(Saved entries)
________________________

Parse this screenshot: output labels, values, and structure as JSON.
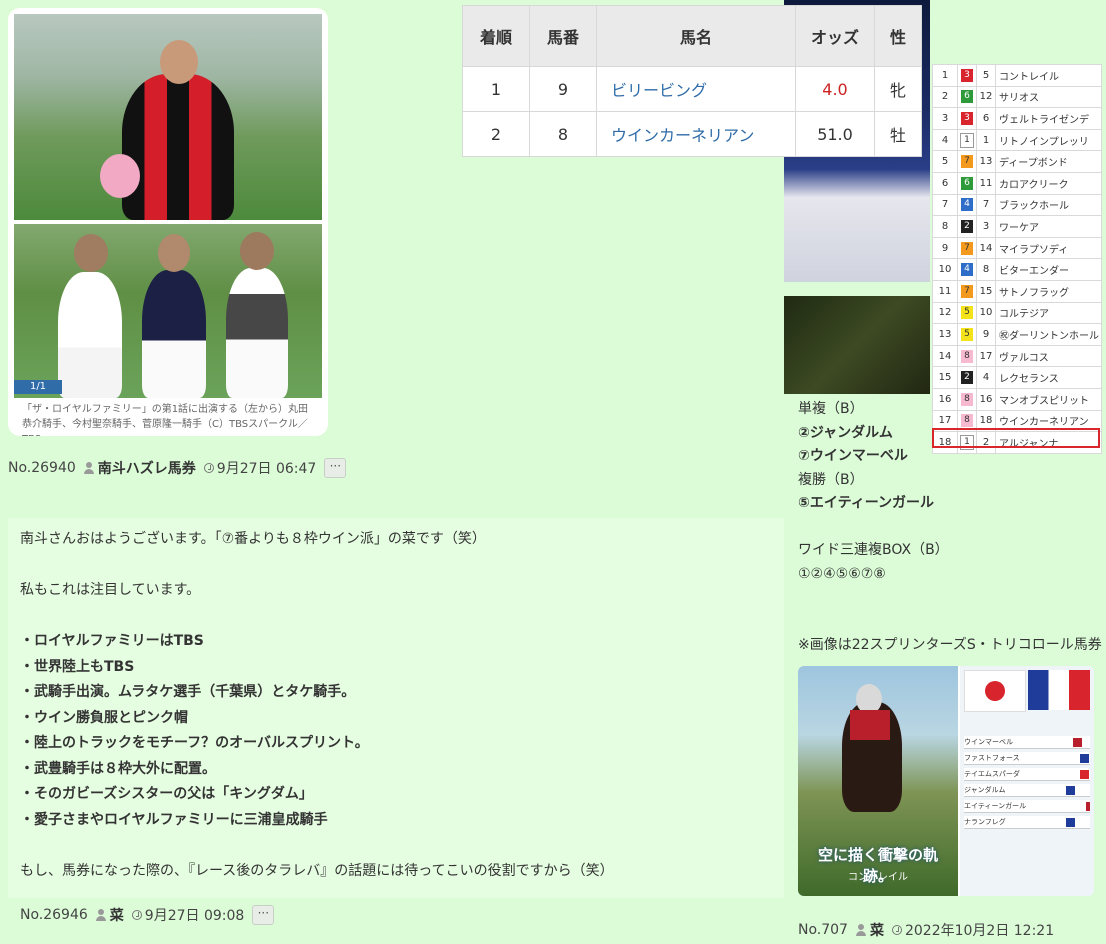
{
  "left_post": {
    "photo_counter": "1/1",
    "caption": "「ザ・ロイヤルファミリー」の第1話に出演する（左から）丸田恭介騎手、今村聖奈騎手、菅原隆一騎手（C）TBSスパークル／TBS",
    "meta": {
      "no": "No.26940",
      "user": "南斗ハズレ馬券",
      "time": "9月27日 06:47",
      "more": "···"
    }
  },
  "reply_post": {
    "lines": [
      "南斗さんおはようございます。「⑦番よりも８枠ウイン派」の菜です（笑）",
      "",
      "私もこれは注目しています。",
      "",
      "・ロイヤルファミリーはTBS",
      "・世界陸上もTBS",
      "・武騎手出演。ムラタケ選手（千葉県）とタケ騎手。",
      "・ウイン勝負服とピンク帽",
      "・陸上のトラックをモチーフ？のオーバルスプリント。",
      "・武豊騎手は８枠大外に配置。",
      "・そのガビーズシスターの父は「キングダム」",
      "・愛子さまやロイヤルファミリーに三浦皇成騎手",
      "",
      "もし、馬券になった際の、『レース後のタラレバ』の話題には待ってこいの役割ですから（笑）"
    ],
    "meta": {
      "no": "No.26946",
      "user": "菜",
      "time": "9月27日 09:08",
      "more": "···"
    }
  },
  "results_table": {
    "headers": [
      "着順",
      "馬番",
      "馬名",
      "オッズ",
      "性"
    ],
    "rows": [
      {
        "rank": "1",
        "num": "9",
        "name": "ビリービング",
        "odds": "4.0",
        "sex": "牝",
        "odds_highlight": true
      },
      {
        "rank": "2",
        "num": "8",
        "name": "ウインカーネリアン",
        "odds": "51.0",
        "sex": "牡",
        "odds_highlight": false
      }
    ]
  },
  "entries": [
    {
      "n": "1",
      "w": "3",
      "u": "5",
      "horse": "コントレイル",
      "wc": "#d8242d",
      "wt": "#fff"
    },
    {
      "n": "2",
      "w": "6",
      "u": "12",
      "horse": "サリオス",
      "wc": "#2e9a3a",
      "wt": "#fff"
    },
    {
      "n": "3",
      "w": "3",
      "u": "6",
      "horse": "ヴェルトライゼンデ",
      "wc": "#d8242d",
      "wt": "#fff"
    },
    {
      "n": "4",
      "w": "1",
      "u": "1",
      "horse": "リトノインプレッリ",
      "wc": "#ffffff",
      "wt": "#333"
    },
    {
      "n": "5",
      "w": "7",
      "u": "13",
      "horse": "ディープボンド",
      "wc": "#f39a1e",
      "wt": "#333"
    },
    {
      "n": "6",
      "w": "6",
      "u": "11",
      "horse": "カロアクリーク",
      "wc": "#2e9a3a",
      "wt": "#fff"
    },
    {
      "n": "7",
      "w": "4",
      "u": "7",
      "horse": "ブラックホール",
      "wc": "#2f6ec8",
      "wt": "#fff"
    },
    {
      "n": "8",
      "w": "2",
      "u": "3",
      "horse": "ワーケア",
      "wc": "#222222",
      "wt": "#fff"
    },
    {
      "n": "9",
      "w": "7",
      "u": "14",
      "horse": "マイラプソディ",
      "wc": "#f39a1e",
      "wt": "#333"
    },
    {
      "n": "10",
      "w": "4",
      "u": "8",
      "horse": "ビターエンダー",
      "wc": "#2f6ec8",
      "wt": "#fff"
    },
    {
      "n": "11",
      "w": "7",
      "u": "15",
      "horse": "サトノフラッグ",
      "wc": "#f39a1e",
      "wt": "#333"
    },
    {
      "n": "12",
      "w": "5",
      "u": "10",
      "horse": "コルテジア",
      "wc": "#f4e21a",
      "wt": "#333"
    },
    {
      "n": "13",
      "w": "5",
      "u": "9",
      "horse": "㊗ダーリントンホール",
      "wc": "#f4e21a",
      "wt": "#333"
    },
    {
      "n": "14",
      "w": "8",
      "u": "17",
      "horse": "ヴァルコス",
      "wc": "#f6b9cf",
      "wt": "#333"
    },
    {
      "n": "15",
      "w": "2",
      "u": "4",
      "horse": "レクセランス",
      "wc": "#222222",
      "wt": "#fff"
    },
    {
      "n": "16",
      "w": "8",
      "u": "16",
      "horse": "マンオブスピリット",
      "wc": "#f6b9cf",
      "wt": "#333"
    },
    {
      "n": "17",
      "w": "8",
      "u": "18",
      "horse": "ウインカーネリアン",
      "wc": "#f6b9cf",
      "wt": "#333"
    },
    {
      "n": "18",
      "w": "1",
      "u": "2",
      "horse": "アルジャンナ",
      "wc": "#ffffff",
      "wt": "#333"
    }
  ],
  "picks": {
    "lines": [
      {
        "text": "単複（B）",
        "bold": false
      },
      {
        "text": "②ジャンダルム",
        "bold": true
      },
      {
        "text": "⑦ウインマーベル",
        "bold": true
      },
      {
        "text": "複勝（B）",
        "bold": false
      },
      {
        "text": "⑤エイティーンガール",
        "bold": true
      },
      {
        "text": "",
        "bold": false
      },
      {
        "text": "ワイド三連複BOX（B）",
        "bold": false
      },
      {
        "text": "①②④⑤⑥⑦⑧",
        "bold": false
      }
    ],
    "note": "※画像は22スプリンターズS・トリコロール馬券"
  },
  "poster": {
    "title": "空に描く衝撃の軌跡。",
    "subtitle": "コントレイル",
    "mini_rows": [
      "ウインマーベル",
      "ファストフォース",
      "テイエムスパーダ",
      "ジャンダルム",
      "エイティーンガール",
      "ナランフレグ"
    ]
  },
  "right_meta": {
    "no": "No.707",
    "user": "菜",
    "time": "2022年10月2日 12:21"
  }
}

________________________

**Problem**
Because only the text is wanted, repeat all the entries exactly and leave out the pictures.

**Output**
Parse this screenshot: output labels, values, and structure as JSON.
{
  "left_post": {
    "photo_counter": "1/1",
    "caption": "「ザ・ロイヤルファミリー」の第1話に出演する（左から）丸田恭介騎手、今村聖奈騎手、菅原隆一騎手（C）TBSスパークル／TBS",
    "meta": {
      "no": "No.26940",
      "user": "南斗ハズレ馬券",
      "time": "9月27日 06:47",
      "more": "···"
    }
  },
  "reply_post": {
    "lines": [
      "南斗さんおはようございます。「⑦番よりも８枠ウイン派」の菜です（笑）",
      "",
      "私もこれは注目しています。",
      "",
      "・ロイヤルファミリーはTBS",
      "・世界陸上もTBS",
      "・武騎手出演。ムラタケ選手（千葉県）とタケ騎手。",
      "・ウイン勝負服とピンク帽",
      "・陸上のトラックをモチーフ？のオーバルスプリント。",
      "・武豊騎手は８枠大外に配置。",
      "・そのガビーズシスターの父は「キングダム」",
      "・愛子さまやロイヤルファミリーに三浦皇成騎手",
      "",
      "もし、馬券になった際の、『レース後のタラレバ』の話題には待ってこいの役割ですから（笑）"
    ],
    "meta": {
      "no": "No.26946",
      "user": "菜",
      "time": "9月27日 09:08",
      "more": "···"
    }
  },
  "results_table": {
    "headers": [
      "着順",
      "馬番",
      "馬名",
      "オッズ",
      "性"
    ],
    "rows": [
      {
        "rank": "1",
        "num": "9",
        "name": "ビリービング",
        "odds": "4.0",
        "sex": "牝",
        "odds_highlight": true
      },
      {
        "rank": "2",
        "num": "8",
        "name": "ウインカーネリアン",
        "odds": "51.0",
        "sex": "牡",
        "odds_highlight": false
      }
    ]
  },
  "entries": [
    {
      "n": "1",
      "w": "3",
      "u": "5",
      "horse": "コントレイル",
      "wc": "#d8242d",
      "wt": "#fff"
    },
    {
      "n": "2",
      "w": "6",
      "u": "12",
      "horse": "サリオス",
      "wc": "#2e9a3a",
      "wt": "#fff"
    },
    {
      "n": "3",
      "w": "3",
      "u": "6",
      "horse": "ヴェルトライゼンデ",
      "wc": "#d8242d",
      "wt": "#fff"
    },
    {
      "n": "4",
      "w": "1",
      "u": "1",
      "horse": "リトノインプレッリ",
      "wc": "#ffffff",
      "wt": "#333"
    },
    {
      "n": "5",
      "w": "7",
      "u": "13",
      "horse": "ディープボンド",
      "wc": "#f39a1e",
      "wt": "#333"
    },
    {
      "n": "6",
      "w": "6",
      "u": "11",
      "horse": "カロアクリーク",
      "wc": "#2e9a3a",
      "wt": "#fff"
    },
    {
      "n": "7",
      "w": "4",
      "u": "7",
      "horse": "ブラックホール",
      "wc": "#2f6ec8",
      "wt": "#fff"
    },
    {
      "n": "8",
      "w": "2",
      "u": "3",
      "horse": "ワーケア",
      "wc": "#222222",
      "wt": "#fff"
    },
    {
      "n": "9",
      "w": "7",
      "u": "14",
      "horse": "マイラプソディ",
      "wc": "#f39a1e",
      "wt": "#333"
    },
    {
      "n": "10",
      "w": "4",
      "u": "8",
      "horse": "ビターエンダー",
      "wc": "#2f6ec8",
      "wt": "#fff"
    },
    {
      "n": "11",
      "w": "7",
      "u": "15",
      "horse": "サトノフラッグ",
      "wc": "#f39a1e",
      "wt": "#333"
    },
    {
      "n": "12",
      "w": "5",
      "u": "10",
      "horse": "コルテジア",
      "wc": "#f4e21a",
      "wt": "#333"
    },
    {
      "n": "13",
      "w": "5",
      "u": "9",
      "horse": "㊗ダーリントンホール",
      "wc": "#f4e21a",
      "wt": "#333"
    },
    {
      "n": "14",
      "w": "8",
      "u": "17",
      "horse": "ヴァルコス",
      "wc": "#f6b9cf",
      "wt": "#333"
    },
    {
      "n": "15",
      "w": "2",
      "u": "4",
      "horse": "レクセランス",
      "wc": "#222222",
      "wt": "#fff"
    },
    {
      "n": "16",
      "w": "8",
      "u": "16",
      "horse": "マンオブスピリット",
      "wc": "#f6b9cf",
      "wt": "#333"
    },
    {
      "n": "17",
      "w": "8",
      "u": "18",
      "horse": "ウインカーネリアン",
      "wc": "#f6b9cf",
      "wt": "#333"
    },
    {
      "n": "18",
      "w": "1",
      "u": "2",
      "horse": "アルジャンナ",
      "wc": "#ffffff",
      "wt": "#333"
    }
  ],
  "picks": {
    "lines": [
      {
        "text": "単複（B）",
        "bold": false
      },
      {
        "text": "②ジャンダルム",
        "bold": true
      },
      {
        "text": "⑦ウインマーベル",
        "bold": true
      },
      {
        "text": "複勝（B）",
        "bold": false
      },
      {
        "text": "⑤エイティーンガール",
        "bold": true
      },
      {
        "text": "",
        "bold": false
      },
      {
        "text": "ワイド三連複BOX（B）",
        "bold": false
      },
      {
        "text": "①②④⑤⑥⑦⑧",
        "bold": false
      }
    ],
    "note": "※画像は22スプリンターズS・トリコロール馬券"
  },
  "poster": {
    "title": "空に描く衝撃の軌跡。",
    "subtitle": "コントレイル",
    "mini_rows": [
      "ウインマーベル",
      "ファストフォース",
      "テイエムスパーダ",
      "ジャンダルム",
      "エイティーンガール",
      "ナランフレグ"
    ]
  },
  "right_meta": {
    "no": "No.707",
    "user": "菜",
    "time": "2022年10月2日 12:21"
  }
}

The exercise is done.